WORK ORDER — Look through the data below. Pick out the lines holding the string "containing".

RECORDS PROVIDED —
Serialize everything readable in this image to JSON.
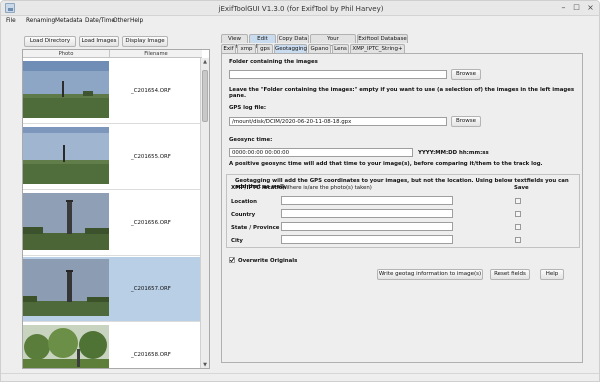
{
  "window": {
    "title": "jExifToolGUI V1.3.0   (for ExifTool by Phil Harvey)"
  },
  "menu": [
    "File",
    "Renaming",
    "Metadata",
    "Date/Time",
    "Other",
    "Help"
  ],
  "left_buttons": {
    "load_directory": "Load Directory",
    "load_images": "Load Images",
    "display_image": "Display Image"
  },
  "table": {
    "headers": [
      "Photo",
      "Filename"
    ],
    "rows": [
      {
        "filename": "_C201654.ORF",
        "selected": false
      },
      {
        "filename": "_C201655.ORF",
        "selected": false
      },
      {
        "filename": "_C201656.ORF",
        "selected": false
      },
      {
        "filename": "_C201657.ORF",
        "selected": true
      },
      {
        "filename": "_C201658.ORF",
        "selected": false
      }
    ]
  },
  "main_tabs": [
    "View Data",
    "Edit Data",
    "Copy Data",
    "Your Commands",
    "Exiftool Database"
  ],
  "main_tab_active": "Edit Data",
  "sub_tabs": [
    "Exif",
    "xmp",
    "gps",
    "Geotagging",
    "Gpano",
    "Lens",
    "XMP_IPTC_String+"
  ],
  "sub_tab_active": "Geotagging",
  "geotag": {
    "folder_label": "Folder containing the images",
    "folder_value": "",
    "browse1": "Browse",
    "folder_hint": "Leave the \"Folder containing the images:\" empty if you want to use (a selection of) the images in the left images pane.",
    "gps_log_label": "GPS log file:",
    "gps_log_value": "/mount/disk/DCIM/2020-06-20-11-08-18.gpx",
    "browse2": "Browse",
    "geosync_label": "Geosync time:",
    "geosync_value": "0000:00:00 00:00:00",
    "geosync_format": "YYYY:MM:DD hh:mm:ss",
    "geosync_hint": "A positive geosync time will add that time to your image(s), before comparing it/them to the track log.",
    "info_text": "Geotagging will add the GPS coordinates to your images, but not the location. Using below textfields you can add that as well.",
    "xmp_iptc_location": "XMP/IPTC location",
    "where_taken": "(Where is/are the photo(s) taken)",
    "save_header": "Save",
    "fields": [
      {
        "label": "Location",
        "value": ""
      },
      {
        "label": "Country",
        "value": ""
      },
      {
        "label": "State / Province",
        "value": ""
      },
      {
        "label": "City",
        "value": ""
      }
    ],
    "overwrite_label": "Overwrite Originals",
    "overwrite_checked": true,
    "write_button": "Write geotag information to image(s)",
    "reset_button": "Reset fields",
    "help_button": "Help"
  }
}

SOLUTION BELOW —
    "folder_label": "Folder containing the images",
    "folder_hint": "Leave the \"Folder containing the images:\" empty if you want to use (a selection of) the images in the left images pane.",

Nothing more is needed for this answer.